*** Source material ***

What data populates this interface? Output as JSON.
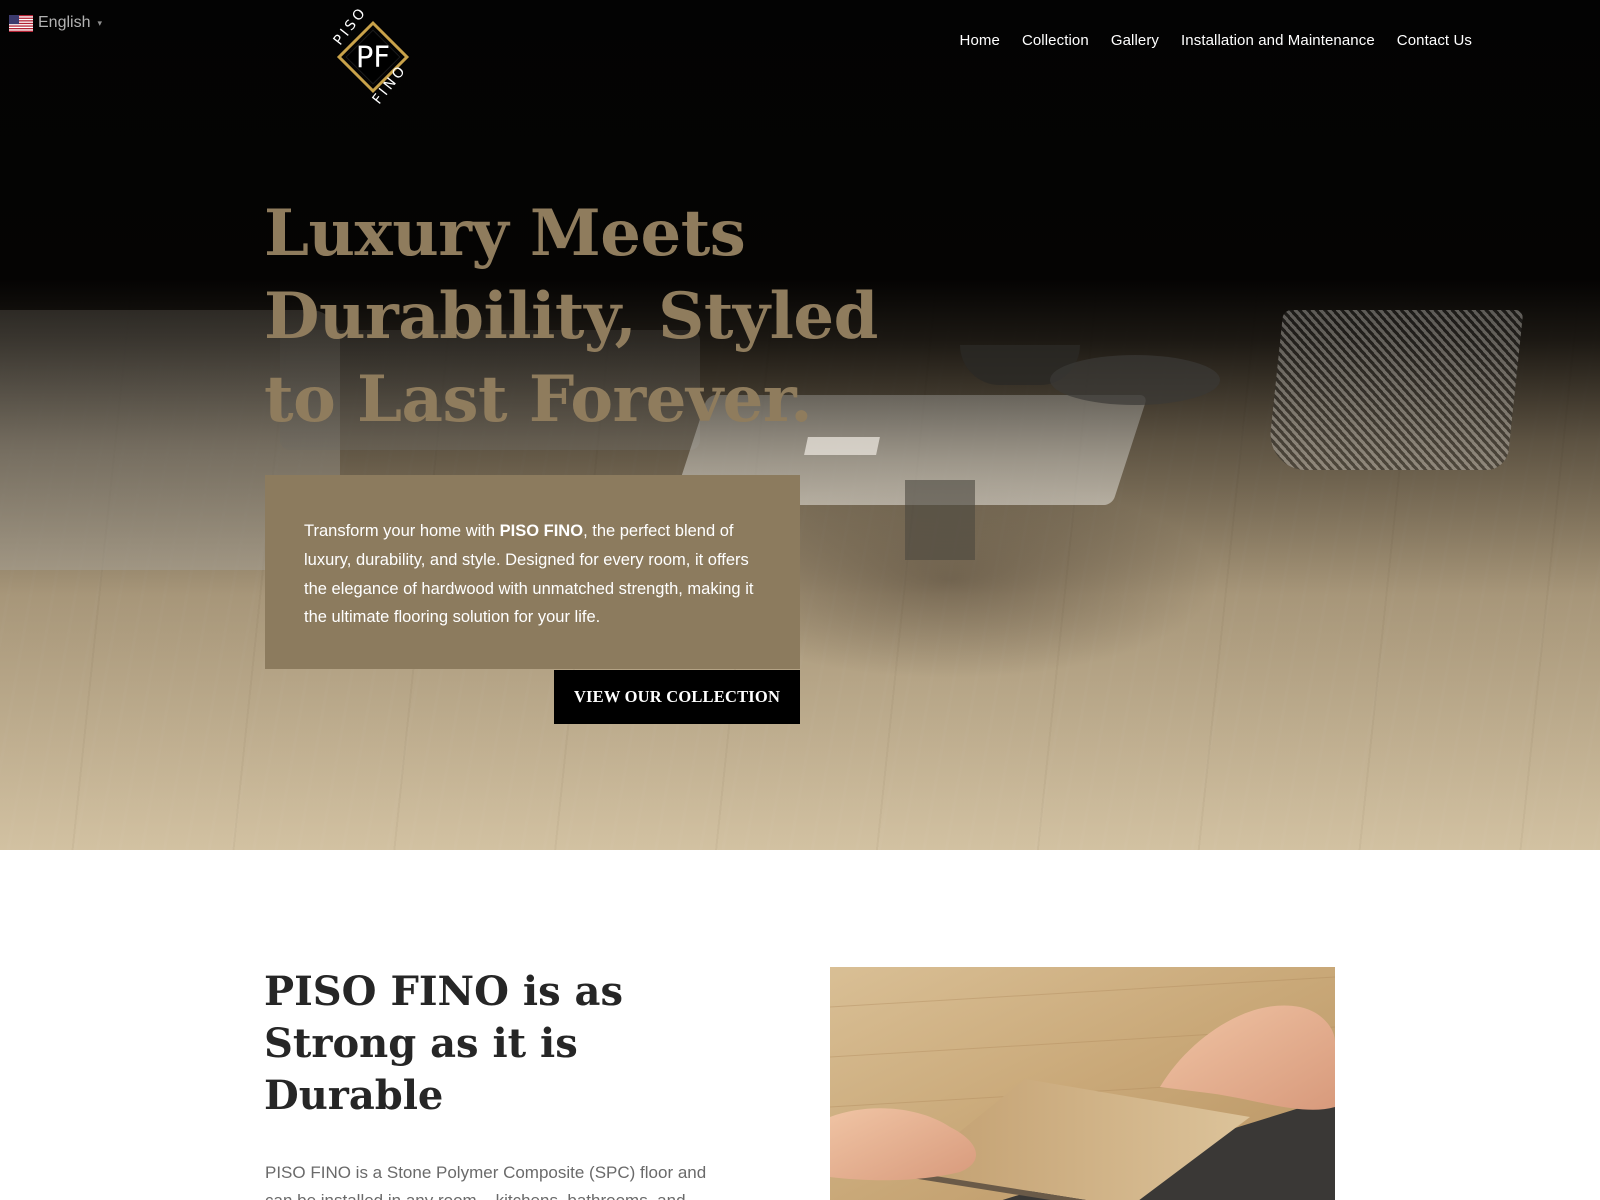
{
  "language": {
    "label": "English",
    "caret": "▾"
  },
  "logo": {
    "monogram": "PF",
    "top": "PISO",
    "bottom": "FINO"
  },
  "nav": {
    "items": [
      {
        "label": "Home"
      },
      {
        "label": "Collection"
      },
      {
        "label": "Gallery"
      },
      {
        "label": "Installation and Maintenance"
      },
      {
        "label": "Contact Us"
      }
    ]
  },
  "hero": {
    "title": "Luxury Meets Durability, Styled to Last Forever.",
    "text_before": "Transform your home with ",
    "brand": "PISO FINO",
    "text_after": ", the perfect blend of luxury, durability, and style. Designed for every room, it offers the elegance of hardwood with unmatched strength, making it the ultimate flooring solution for your life.",
    "cta_label": "VIEW OUR COLLECTION"
  },
  "section": {
    "title": "PISO FINO is as Strong as it is Durable",
    "body": "PISO FINO is a Stone Polymer Composite (SPC) floor and can be installed in any room – kitchens, bathrooms, and"
  },
  "colors": {
    "accent_gold": "#8c7b5e",
    "headline_gold": "#8f7c5d",
    "logo_gold": "#c9a24a",
    "hero_bg": "#030303"
  },
  "icons": [
    "us-flag-icon",
    "chevron-down-icon",
    "piso-fino-logo"
  ]
}
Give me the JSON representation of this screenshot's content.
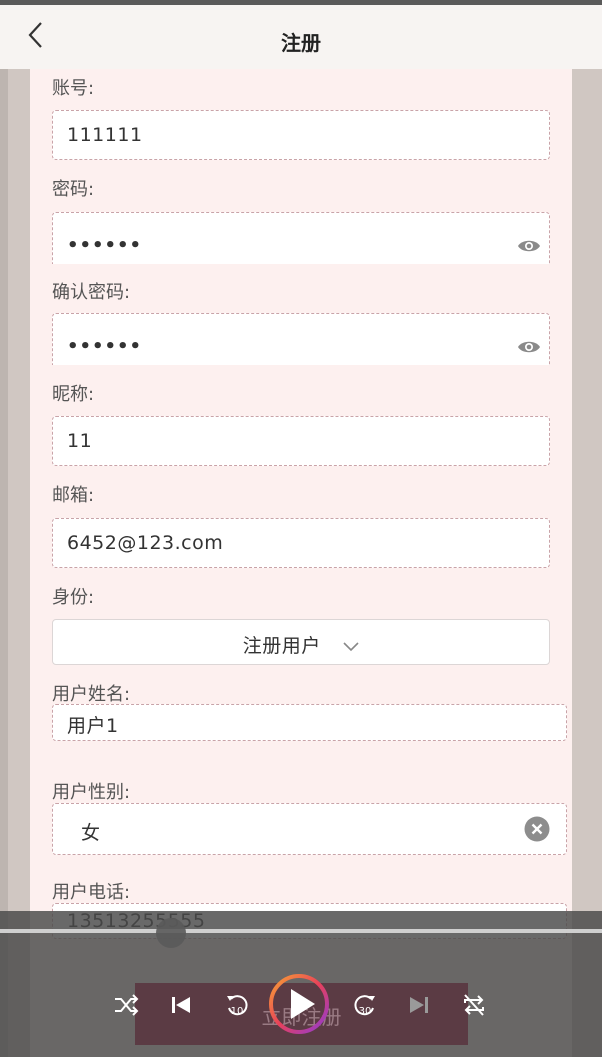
{
  "header": {
    "title": "注册"
  },
  "form": {
    "account_label": "账号:",
    "account_value": "111111",
    "password_label": "密码:",
    "password_value": "••••••",
    "confirm_label": "确认密码:",
    "confirm_value": "••••••",
    "nickname_label": "昵称:",
    "nickname_value": "11",
    "email_label": "邮箱:",
    "email_value": "6452@123.com",
    "identity_label": "身份:",
    "identity_value": "注册用户",
    "username_label": "用户姓名:",
    "username_value": "用户1",
    "gender_label": "用户性别:",
    "gender_value": "女",
    "phone_label": "用户电话:",
    "phone_value": "13513255555",
    "submit_label": "立即注册"
  },
  "player": {
    "controls": [
      "shuffle-icon",
      "skip-previous-icon",
      "replay-10-icon",
      "play-icon",
      "forward-30-icon",
      "skip-next-icon",
      "repeat-icon"
    ]
  }
}
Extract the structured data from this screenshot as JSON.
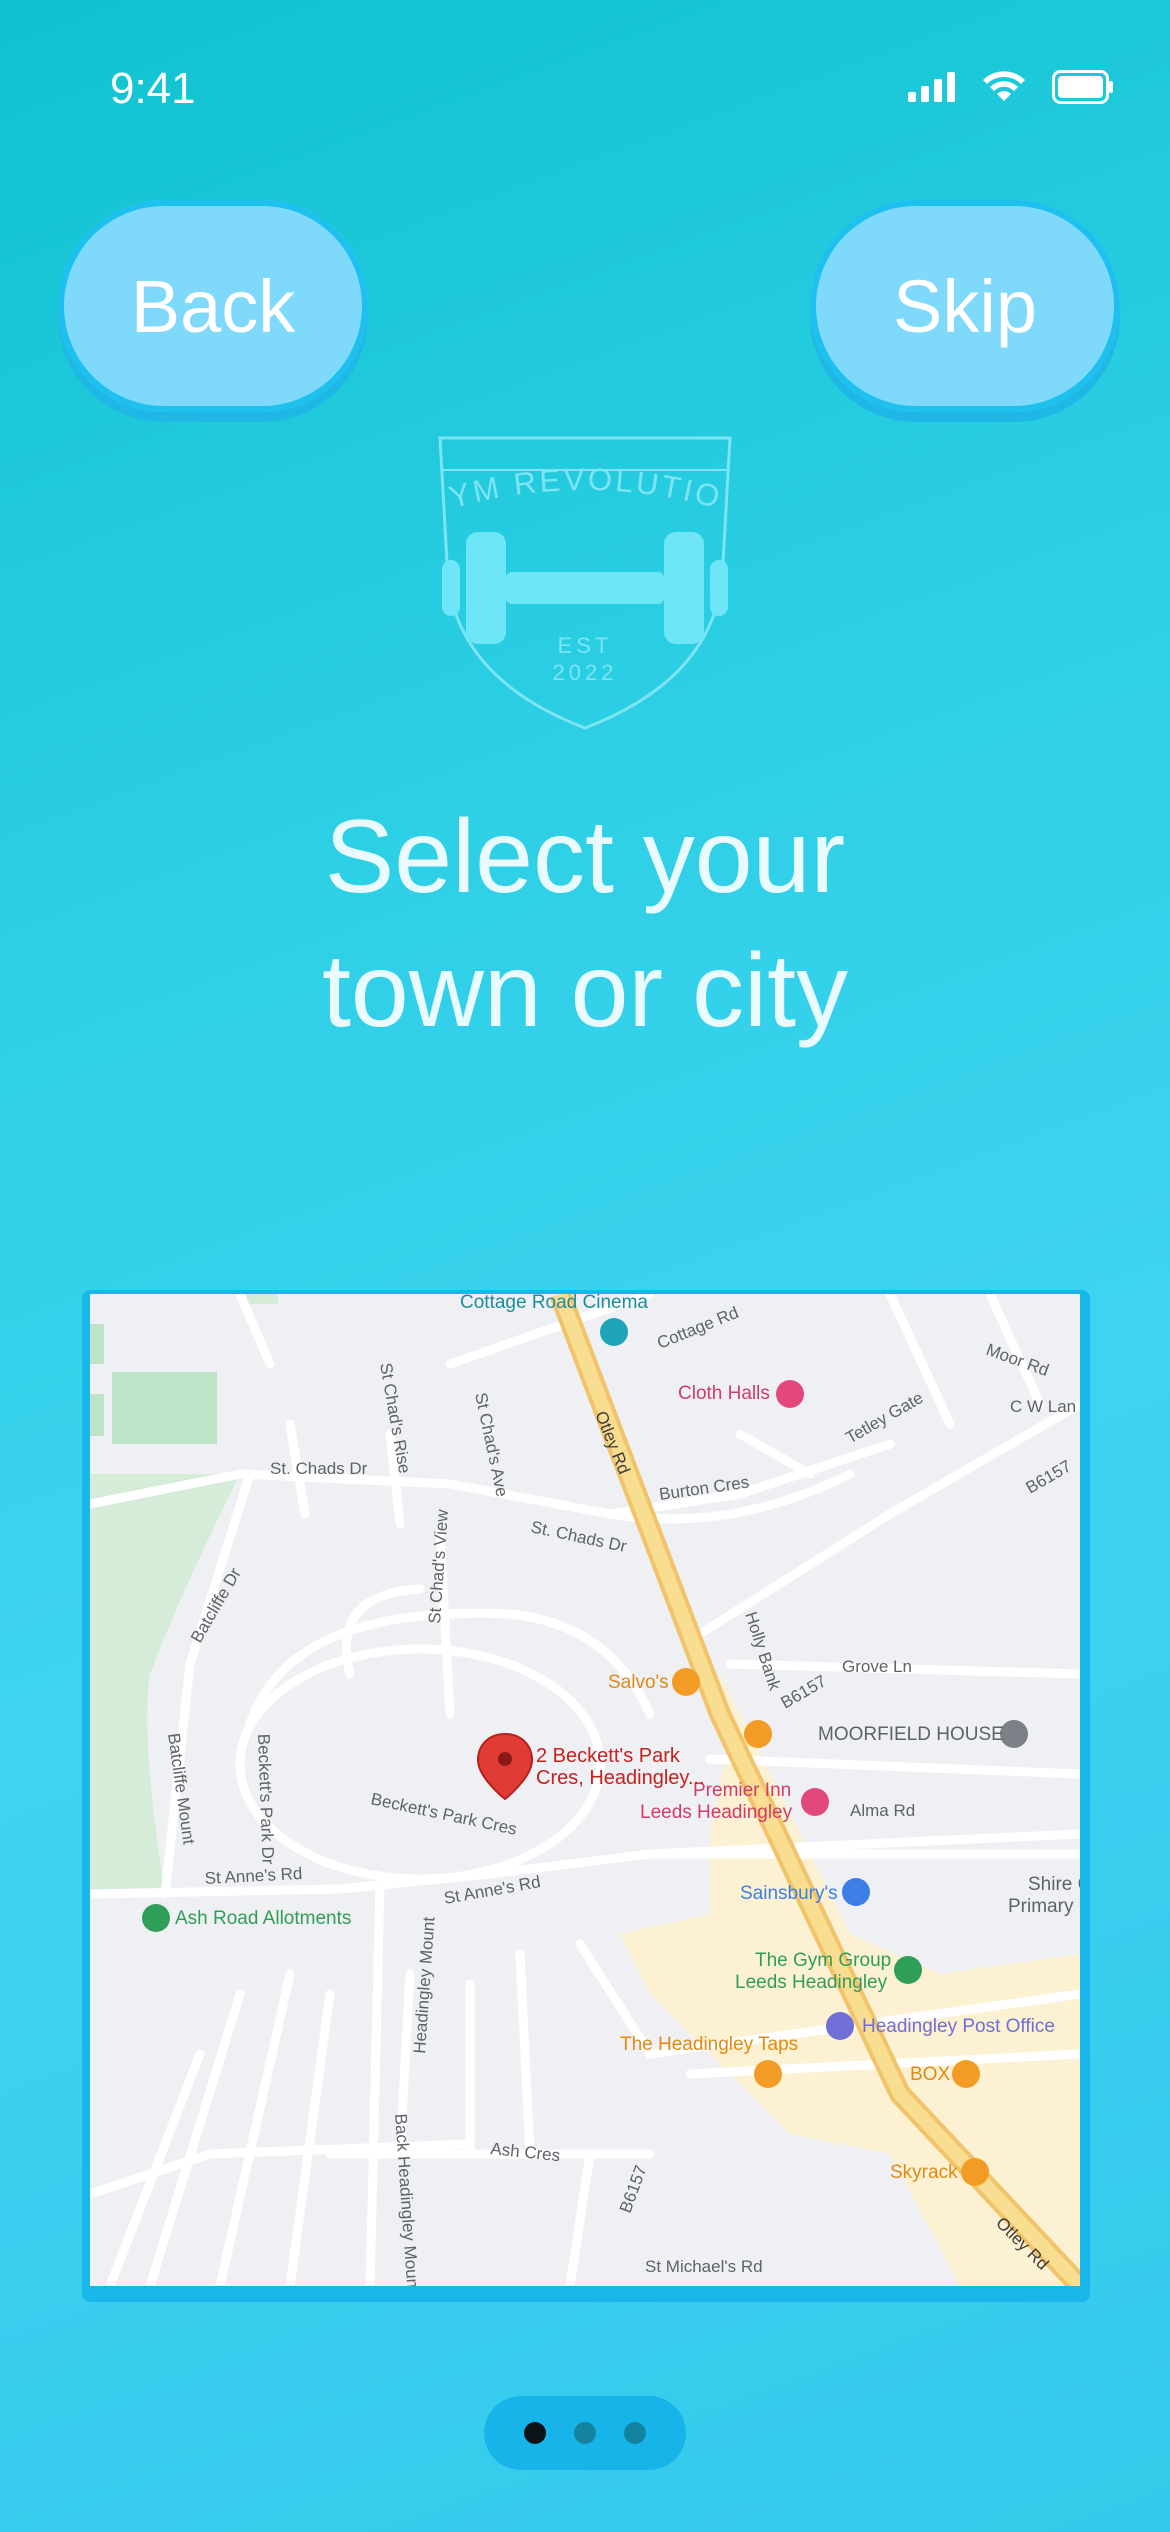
{
  "status": {
    "time": "9:41"
  },
  "header": {
    "back_label": "Back",
    "skip_label": "Skip"
  },
  "logo": {
    "brand": "GYM REVOLUTION",
    "est": "EST",
    "year": "2022"
  },
  "headline": {
    "line1": "Select your",
    "line2": "town or city"
  },
  "map": {
    "selected_place_line1": "2 Beckett's Park",
    "selected_place_line2": "Cres, Headingley...",
    "pois": {
      "cottage_road_cinema": "Cottage Road Cinema",
      "cloth_halls": "Cloth Halls",
      "salvos": "Salvo's",
      "moorfield_house": "MOORFIELD HOUSE",
      "premier_inn_1": "Premier Inn",
      "premier_inn_2": "Leeds Headingley",
      "sainsburys": "Sainsbury's",
      "ash_road_allotments": "Ash Road Allotments",
      "gym_group_1": "The Gym Group",
      "gym_group_2": "Leeds Headingley",
      "post_office": "Headingley Post Office",
      "headingley_taps": "The Headingley Taps",
      "box": "BOX",
      "skyrack": "Skyrack",
      "shire_1": "Shire C",
      "shire_2": "Primary"
    },
    "roads": {
      "cottage_rd": "Cottage Rd",
      "otley_rd": "Otley Rd",
      "otley_rd_2": "Otley Rd",
      "st_chads_dr": "St. Chads Dr",
      "st_chads_dr_2": "St. Chads Dr",
      "st_chads_rise": "St Chad's Rise",
      "st_chads_ave": "St Chad's Ave",
      "st_chads_view": "St Chad's View",
      "burton_cres": "Burton Cres",
      "tetley_gate": "Tetley Gate",
      "moor_rd": "Moor Rd",
      "cw_lane": "C W Lan",
      "b6157_1": "B6157",
      "b6157_2": "B6157",
      "b6157_3": "B6157",
      "holly_bank": "Holly Bank",
      "grove_ln": "Grove Ln",
      "batcliffe_dr": "Batcliffe Dr",
      "batcliffe_mount": "Batcliffe Mount",
      "becketts_park_dr": "Beckett's Park Dr",
      "becketts_park_cres": "Beckett's Park Cres",
      "alma_rd": "Alma Rd",
      "st_annes_rd": "St Anne's Rd",
      "st_annes_rd_2": "St Anne's Rd",
      "headingley_mount": "Headingley Mount",
      "back_headingley_mount": "Back Headingley Mount",
      "ash_cres": "Ash Cres",
      "st_michaels_rd": "St Michael's Rd"
    }
  },
  "pager": {
    "total": 3,
    "active_index": 0
  },
  "colors": {
    "accent": "#7fd9fb",
    "button_border": "#1ec0ee",
    "pin": "#e03b34",
    "major_road": "#f7d27a"
  }
}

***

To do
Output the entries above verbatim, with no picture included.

Exercise result
What data populates this interface? Output as JSON.
{
  "language": {
    "label": "English",
    "caret": "▾"
  },
  "logo": {
    "monogram": "PF",
    "top": "PISO",
    "bottom": "FINO"
  },
  "nav": {
    "items": [
      {
        "label": "Home"
      },
      {
        "label": "Collection"
      },
      {
        "label": "Gallery"
      },
      {
        "label": "Installation and Maintenance"
      },
      {
        "label": "Contact Us"
      }
    ]
  },
  "hero": {
    "title": "Luxury Meets Durability, Styled to Last Forever.",
    "text_before": "Transform your home with ",
    "brand": "PISO FINO",
    "text_after": ", the perfect blend of luxury, durability, and style. Designed for every room, it offers the elegance of hardwood with unmatched strength, making it the ultimate flooring solution for your life.",
    "cta_label": "VIEW OUR COLLECTION"
  },
  "section": {
    "title": "PISO FINO is as Strong as it is Durable",
    "body": "PISO FINO is a Stone Polymer Composite (SPC) floor and can be installed in any room – kitchens, bathrooms, and"
  },
  "colors": {
    "accent_gold": "#8c7b5e",
    "headline_gold": "#8f7c5d",
    "logo_gold": "#c9a24a",
    "hero_bg": "#030303"
  },
  "icons": [
    "us-flag-icon",
    "chevron-down-icon",
    "piso-fino-logo"
  ]
}
Give me the JSON representation of this screenshot's content.
{
  "header": {
    "title": "注册"
  },
  "form": {
    "account_label": "账号:",
    "account_value": "111111",
    "password_label": "密码:",
    "password_value": "••••••",
    "confirm_label": "确认密码:",
    "confirm_value": "••••••",
    "nickname_label": "昵称:",
    "nickname_value": "11",
    "email_label": "邮箱:",
    "email_value": "6452@123.com",
    "identity_label": "身份:",
    "identity_value": "注册用户",
    "username_label": "用户姓名:",
    "username_value": "用户1",
    "gender_label": "用户性别:",
    "gender_value": "女",
    "phone_label": "用户电话:",
    "phone_value": "13513255555",
    "submit_label": "立即注册"
  },
  "player": {
    "controls": [
      "shuffle-icon",
      "skip-previous-icon",
      "replay-10-icon",
      "play-icon",
      "forward-30-icon",
      "skip-next-icon",
      "repeat-icon"
    ]
  }
}
Extract the structured data from this screenshot as JSON.
{
  "status": {
    "time": "9:41"
  },
  "header": {
    "back_label": "Back",
    "skip_label": "Skip"
  },
  "logo": {
    "brand": "GYM REVOLUTION",
    "est": "EST",
    "year": "2022"
  },
  "headline": {
    "line1": "Select your",
    "line2": "town or city"
  },
  "map": {
    "selected_place_line1": "2 Beckett's Park",
    "selected_place_line2": "Cres, Headingley...",
    "pois": {
      "cottage_road_cinema": "Cottage Road Cinema",
      "cloth_halls": "Cloth Halls",
      "salvos": "Salvo's",
      "moorfield_house": "MOORFIELD HOUSE",
      "premier_inn_1": "Premier Inn",
      "premier_inn_2": "Leeds Headingley",
      "sainsburys": "Sainsbury's",
      "ash_road_allotments": "Ash Road Allotments",
      "gym_group_1": "The Gym Group",
      "gym_group_2": "Leeds Headingley",
      "post_office": "Headingley Post Office",
      "headingley_taps": "The Headingley Taps",
      "box": "BOX",
      "skyrack": "Skyrack",
      "shire_1": "Shire C",
      "shire_2": "Primary"
    },
    "roads": {
      "cottage_rd": "Cottage Rd",
      "otley_rd": "Otley Rd",
      "otley_rd_2": "Otley Rd",
      "st_chads_dr": "St. Chads Dr",
      "st_chads_dr_2": "St. Chads Dr",
      "st_chads_rise": "St Chad's Rise",
      "st_chads_ave": "St Chad's Ave",
      "st_chads_view": "St Chad's View",
      "burton_cres": "Burton Cres",
      "tetley_gate": "Tetley Gate",
      "moor_rd": "Moor Rd",
      "cw_lane": "C W Lan",
      "b6157_1": "B6157",
      "b6157_2": "B6157",
      "b6157_3": "B6157",
      "holly_bank": "Holly Bank",
      "grove_ln": "Grove Ln",
      "batcliffe_dr": "Batcliffe Dr",
      "batcliffe_mount": "Batcliffe Mount",
      "becketts_park_dr": "Beckett's Park Dr",
      "becketts_park_cres": "Beckett's Park Cres",
      "alma_rd": "Alma Rd",
      "st_annes_rd": "St Anne's Rd",
      "st_annes_rd_2": "St Anne's Rd",
      "headingley_mount": "Headingley Mount",
      "back_headingley_mount": "Back Headingley Mount",
      "ash_cres": "Ash Cres",
      "st_michaels_rd": "St Michael's Rd"
    }
  },
  "pager": {
    "total": 3,
    "active_index": 0
  },
  "colors": {
    "accent": "#7fd9fb",
    "button_border": "#1ec0ee",
    "pin": "#e03b34",
    "major_road": "#f7d27a"
  }
}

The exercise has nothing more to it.